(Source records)
####
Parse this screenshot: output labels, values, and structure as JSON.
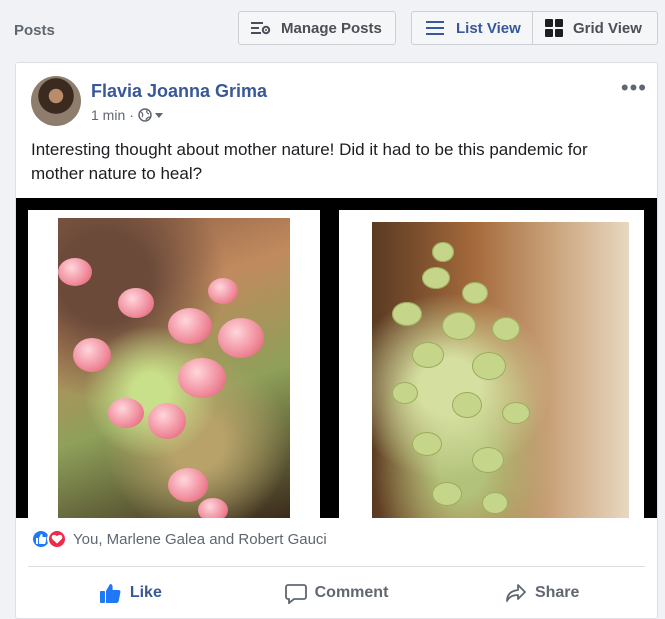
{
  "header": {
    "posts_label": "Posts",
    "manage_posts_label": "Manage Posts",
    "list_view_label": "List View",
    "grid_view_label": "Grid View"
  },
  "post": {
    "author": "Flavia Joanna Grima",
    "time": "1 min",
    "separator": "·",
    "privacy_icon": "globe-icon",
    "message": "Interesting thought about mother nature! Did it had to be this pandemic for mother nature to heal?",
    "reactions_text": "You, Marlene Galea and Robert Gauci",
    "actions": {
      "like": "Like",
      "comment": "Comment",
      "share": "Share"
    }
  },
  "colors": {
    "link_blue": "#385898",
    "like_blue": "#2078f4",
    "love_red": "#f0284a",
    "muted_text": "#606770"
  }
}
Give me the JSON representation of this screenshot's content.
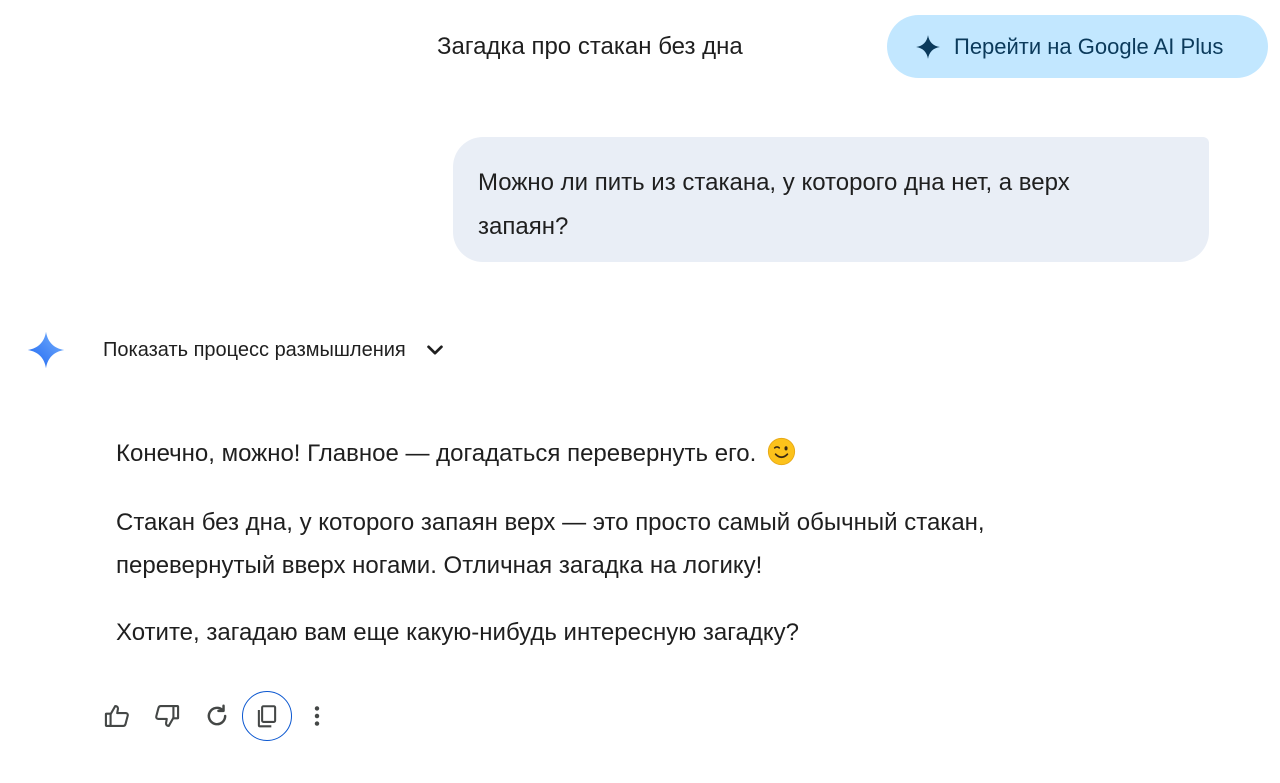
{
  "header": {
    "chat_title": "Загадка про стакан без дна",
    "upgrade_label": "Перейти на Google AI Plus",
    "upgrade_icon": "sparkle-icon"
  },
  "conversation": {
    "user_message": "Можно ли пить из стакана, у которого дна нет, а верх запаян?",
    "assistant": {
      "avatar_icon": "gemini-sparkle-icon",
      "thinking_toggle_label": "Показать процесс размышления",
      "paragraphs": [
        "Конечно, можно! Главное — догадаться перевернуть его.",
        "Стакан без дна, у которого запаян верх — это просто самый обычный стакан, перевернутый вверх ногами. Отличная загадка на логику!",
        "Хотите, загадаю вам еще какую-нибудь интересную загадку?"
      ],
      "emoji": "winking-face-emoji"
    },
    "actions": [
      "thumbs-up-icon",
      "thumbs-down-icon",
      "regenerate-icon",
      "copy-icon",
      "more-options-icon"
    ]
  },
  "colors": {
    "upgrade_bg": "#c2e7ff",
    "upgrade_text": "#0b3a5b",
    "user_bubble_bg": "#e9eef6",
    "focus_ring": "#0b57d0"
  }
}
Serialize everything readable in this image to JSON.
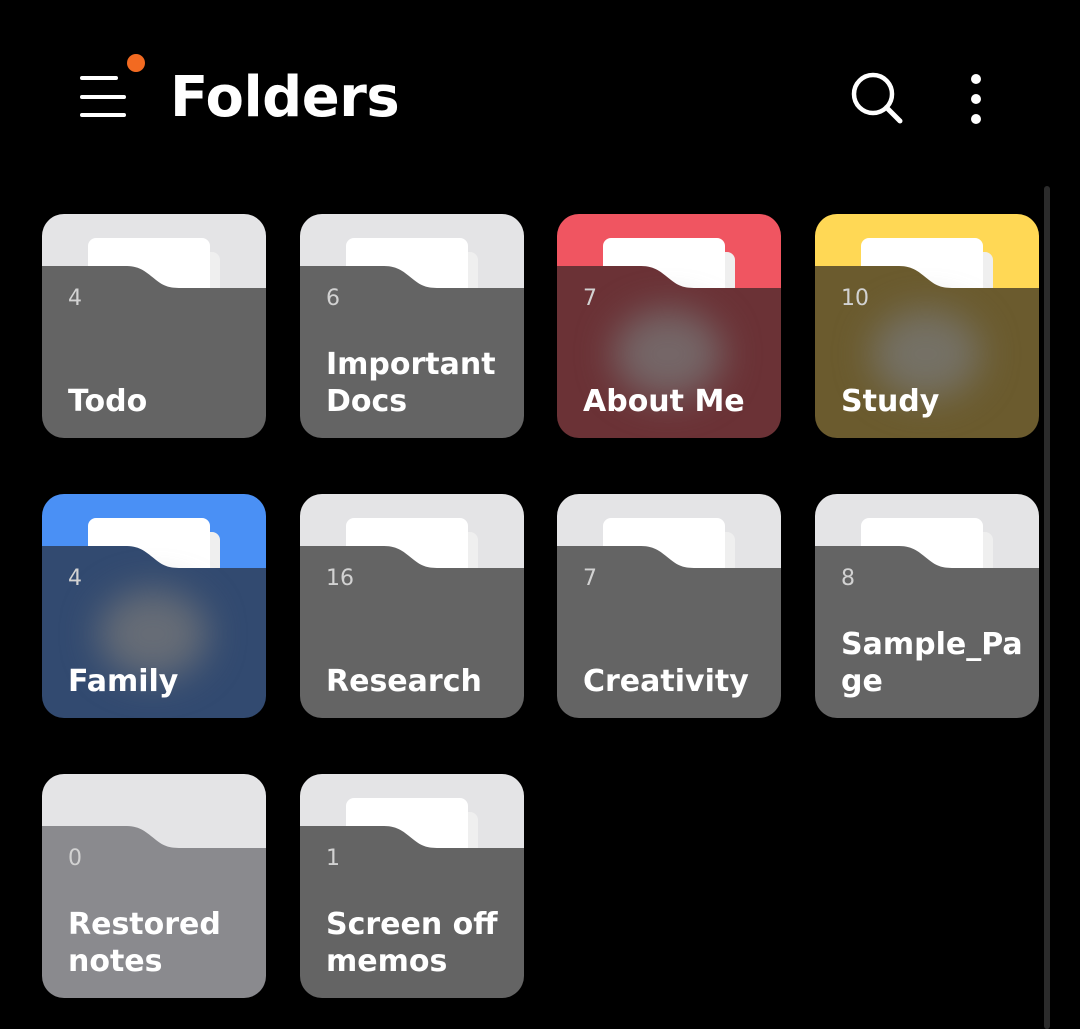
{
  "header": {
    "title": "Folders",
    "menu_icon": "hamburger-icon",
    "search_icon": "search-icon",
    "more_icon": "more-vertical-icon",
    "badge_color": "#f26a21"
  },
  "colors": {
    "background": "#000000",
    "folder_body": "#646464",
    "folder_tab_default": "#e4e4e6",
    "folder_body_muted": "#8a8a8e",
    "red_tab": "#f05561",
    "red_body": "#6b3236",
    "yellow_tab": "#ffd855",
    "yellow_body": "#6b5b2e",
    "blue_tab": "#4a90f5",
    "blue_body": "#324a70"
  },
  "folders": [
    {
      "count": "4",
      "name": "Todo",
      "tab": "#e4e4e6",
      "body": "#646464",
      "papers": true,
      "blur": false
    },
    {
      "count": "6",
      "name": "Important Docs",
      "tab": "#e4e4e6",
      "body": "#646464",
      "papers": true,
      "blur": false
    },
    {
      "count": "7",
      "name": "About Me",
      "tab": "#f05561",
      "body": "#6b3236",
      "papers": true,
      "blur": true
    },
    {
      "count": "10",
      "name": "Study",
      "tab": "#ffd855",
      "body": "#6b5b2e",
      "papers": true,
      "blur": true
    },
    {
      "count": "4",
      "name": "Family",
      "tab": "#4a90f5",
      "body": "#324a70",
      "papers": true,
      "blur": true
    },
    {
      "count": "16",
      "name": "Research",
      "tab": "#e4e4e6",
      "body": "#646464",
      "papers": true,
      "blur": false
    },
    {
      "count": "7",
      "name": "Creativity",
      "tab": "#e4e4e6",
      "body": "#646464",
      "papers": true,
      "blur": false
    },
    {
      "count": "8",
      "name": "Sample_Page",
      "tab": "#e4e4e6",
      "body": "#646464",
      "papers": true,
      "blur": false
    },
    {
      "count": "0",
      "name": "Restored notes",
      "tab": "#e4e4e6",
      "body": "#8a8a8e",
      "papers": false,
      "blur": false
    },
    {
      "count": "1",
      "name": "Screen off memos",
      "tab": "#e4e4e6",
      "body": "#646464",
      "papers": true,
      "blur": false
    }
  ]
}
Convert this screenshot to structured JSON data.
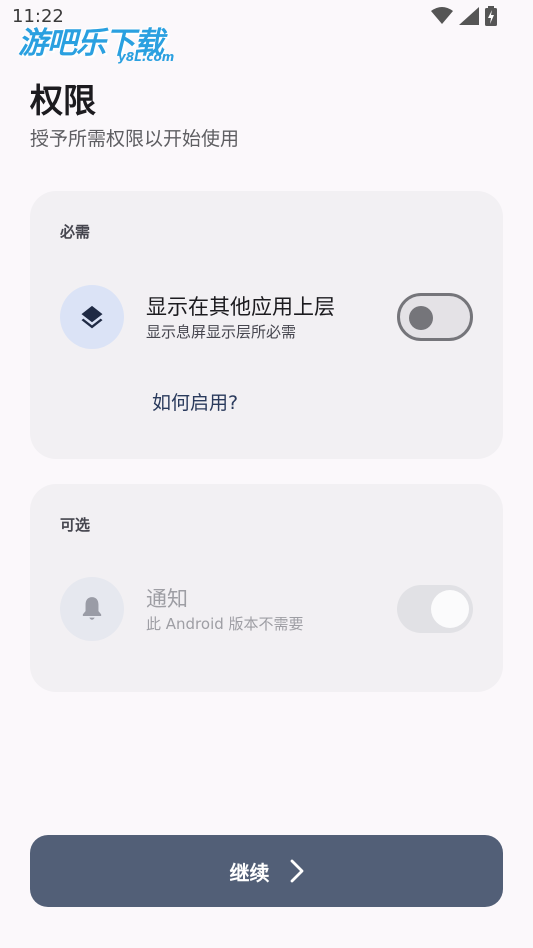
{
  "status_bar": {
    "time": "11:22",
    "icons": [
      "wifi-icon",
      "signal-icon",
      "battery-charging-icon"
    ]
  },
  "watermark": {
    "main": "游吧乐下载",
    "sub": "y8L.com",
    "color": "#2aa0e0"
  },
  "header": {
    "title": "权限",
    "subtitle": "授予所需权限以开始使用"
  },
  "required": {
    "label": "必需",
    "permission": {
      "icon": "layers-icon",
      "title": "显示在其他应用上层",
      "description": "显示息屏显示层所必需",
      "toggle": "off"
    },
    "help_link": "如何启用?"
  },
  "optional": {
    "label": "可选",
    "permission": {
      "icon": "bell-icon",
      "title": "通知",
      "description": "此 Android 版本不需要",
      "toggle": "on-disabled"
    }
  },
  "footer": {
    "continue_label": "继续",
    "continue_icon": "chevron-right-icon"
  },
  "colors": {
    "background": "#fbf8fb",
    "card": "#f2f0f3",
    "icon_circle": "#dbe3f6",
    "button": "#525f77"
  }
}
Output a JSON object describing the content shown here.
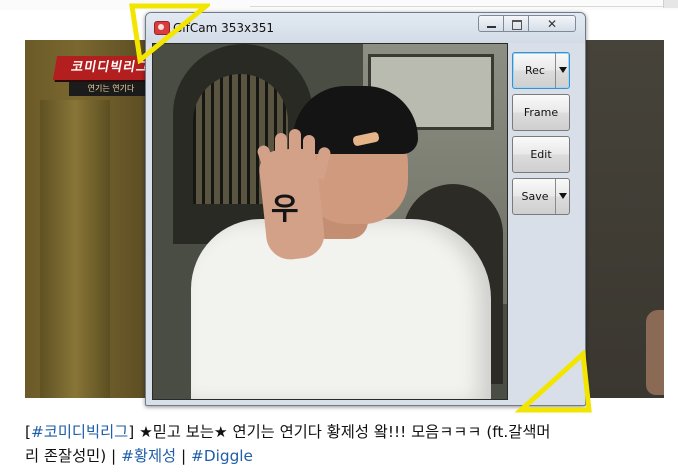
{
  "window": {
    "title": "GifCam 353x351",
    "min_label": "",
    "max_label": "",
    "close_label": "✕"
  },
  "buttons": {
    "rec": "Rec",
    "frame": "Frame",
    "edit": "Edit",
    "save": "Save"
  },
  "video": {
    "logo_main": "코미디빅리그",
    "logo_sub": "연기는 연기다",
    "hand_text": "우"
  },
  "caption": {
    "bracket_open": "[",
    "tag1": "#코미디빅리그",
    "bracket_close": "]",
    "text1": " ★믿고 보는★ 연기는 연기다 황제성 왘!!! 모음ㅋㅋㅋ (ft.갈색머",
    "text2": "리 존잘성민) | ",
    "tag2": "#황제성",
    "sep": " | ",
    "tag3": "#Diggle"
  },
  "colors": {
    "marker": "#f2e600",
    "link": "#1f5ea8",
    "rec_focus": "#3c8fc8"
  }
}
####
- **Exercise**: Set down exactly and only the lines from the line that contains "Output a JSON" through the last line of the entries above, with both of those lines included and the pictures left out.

- **Task answer**:
Output a JSON object describing the content shown here.
{
  "window": {
    "title": "GifCam 353x351",
    "min_label": "",
    "max_label": "",
    "close_label": "✕"
  },
  "buttons": {
    "rec": "Rec",
    "frame": "Frame",
    "edit": "Edit",
    "save": "Save"
  },
  "video": {
    "logo_main": "코미디빅리그",
    "logo_sub": "연기는 연기다",
    "hand_text": "우"
  },
  "caption": {
    "bracket_open": "[",
    "tag1": "#코미디빅리그",
    "bracket_close": "]",
    "text1": " ★믿고 보는★ 연기는 연기다 황제성 왘!!! 모음ㅋㅋㅋ (ft.갈색머",
    "text2": "리 존잘성민) | ",
    "tag2": "#황제성",
    "sep": " | ",
    "tag3": "#Diggle"
  },
  "colors": {
    "marker": "#f2e600",
    "link": "#1f5ea8",
    "rec_focus": "#3c8fc8"
  }
}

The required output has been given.